Gallery owners on Chung Kind Rd. and those sprinkled through out Chinatown have served as the catalyst for investment bankers and wealthy developers to come into the area in the name of revitalization and community redevelopment. They embody the reality that White constructs of racial identities plays a crucial role in the business dynamics of Chinatown urban development. Critical analysis of the manners in which the cultural concept of “Chinatown” is marketed, bought, and sold in this racialized consumer society reveals that both Asian Americans and Non-Asian Americans alike are guilty of the perpetuation of stereotypes and stigmatism. Although immensely problematic in general, the situation is worsened when the latter comes to commodity this sense of Chinatown-ness because notions of White racial superiority are deeply rooted in such businesses ideologies. This false sense of rightful ownership makes evident the colonial mind set that is directly connected to the gentrification of ethnic communities, especially when marketed as urban revitalization. As Vicky Muniz writes in Resisting Gentrification and Displacement: Voices of Puerto Rican Women of the Barrio, “Revitalization and gentrification have generally been considered beneficial for the cities involved; by contrast, negative consequences have also been identified through a concern with displacement and its deleterious effects.”10 The deleterious effects, when applying this statement to the development of Los Angeles Chinatown, is exposed once the reality of who the city is being revitalized for (White middle class residents with upward mobility) and why (restructuring of the new capitalist marketplace) is established. When confronting these truths, it becomes clear that the working Latino and API families of Chinatown must prepare for a tough battle in order to maintain their ground.

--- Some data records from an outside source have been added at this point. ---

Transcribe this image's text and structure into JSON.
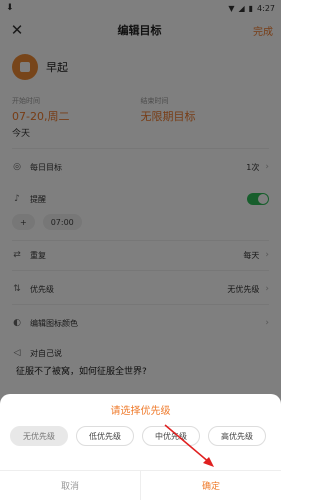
{
  "status": {
    "time": "4:27"
  },
  "appbar": {
    "title": "编辑目标",
    "done": "完成",
    "close_icon": "close-icon"
  },
  "goal": {
    "name": "早起",
    "icon_color": "#ef8b35"
  },
  "dates": {
    "start_label": "开始时间",
    "start_value": "07-20,周二",
    "start_sub": "今天",
    "end_label": "结束时间",
    "end_value": "无限期目标"
  },
  "rows": {
    "daily_label": "每日目标",
    "daily_value": "1次",
    "remind_label": "提醒",
    "remind_time": "07:00",
    "remind_add": "+",
    "repeat_label": "重复",
    "repeat_value": "每天",
    "priority_label": "优先级",
    "priority_value": "无优先级",
    "color_label": "编辑图标颜色",
    "self_label": "对自己说",
    "self_text": "征服不了被窝，如何征服全世界?"
  },
  "sheet": {
    "title": "请选择优先级",
    "options": [
      "无优先级",
      "低优先级",
      "中优先级",
      "高优先级"
    ],
    "selected": "无优先级",
    "cancel": "取消",
    "confirm": "确定"
  },
  "colors": {
    "accent": "#ef7b2c",
    "toggle_on": "#2ebd59",
    "overlay": "rgba(0,0,0,0.5)"
  }
}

1Rohrabacher, Rhonda. “Livin' Large in L.A.” Newsmax.com, July 12, 2001:
2Anderson, Steven L. “Mass Transition: The Gold Line's Challenge to N.E. Los Angeles.”
la.indymedia.org. March 11, 2003: http://la.indymedia.org/news/2003/03/35086.php.
3Ihara, Nathan. “Boy-Oh-Boy: A burgeoning art movement or something.” LA Weekly magazine.
Nov. 2-8, 2001.
4Ihara, Nathan. “Boy-Oh-Boy: A burgeoning art movement or something.” LA Weekly magazine.
Nov. 2-8, 2001.
5“LACBC Agenda and Minutes, 2003” Chinatown Business Improvement District minutes. Feb 22, 2003.
6Stewart, Jocelyn Y. “Magic Johnson May Back Retail, Housing Complex in Chinatown.” Los Angeles
Times. August 26, 2003.
7“Chinatown Development: 2. Capitol Milling Building.” Chinatownla.com:
8Stewart, Jocelyn Y. “Magic Johnson May Back Retail, Housing Complex in Chinatown.” Los Angeles
Times. August 26, 2003.
9Stewart, Jocelyn Y. “Magic Johnson May Back Retail, Housing Complex in Chinatown.” Los Angeles
Times. August 26, 2003.
10Muniz,Vicky. Resisting Gentrification and Displacement: Voices of Puerto Rican Women of the Barrio.
New York: Garland Publishing. 1998, 3.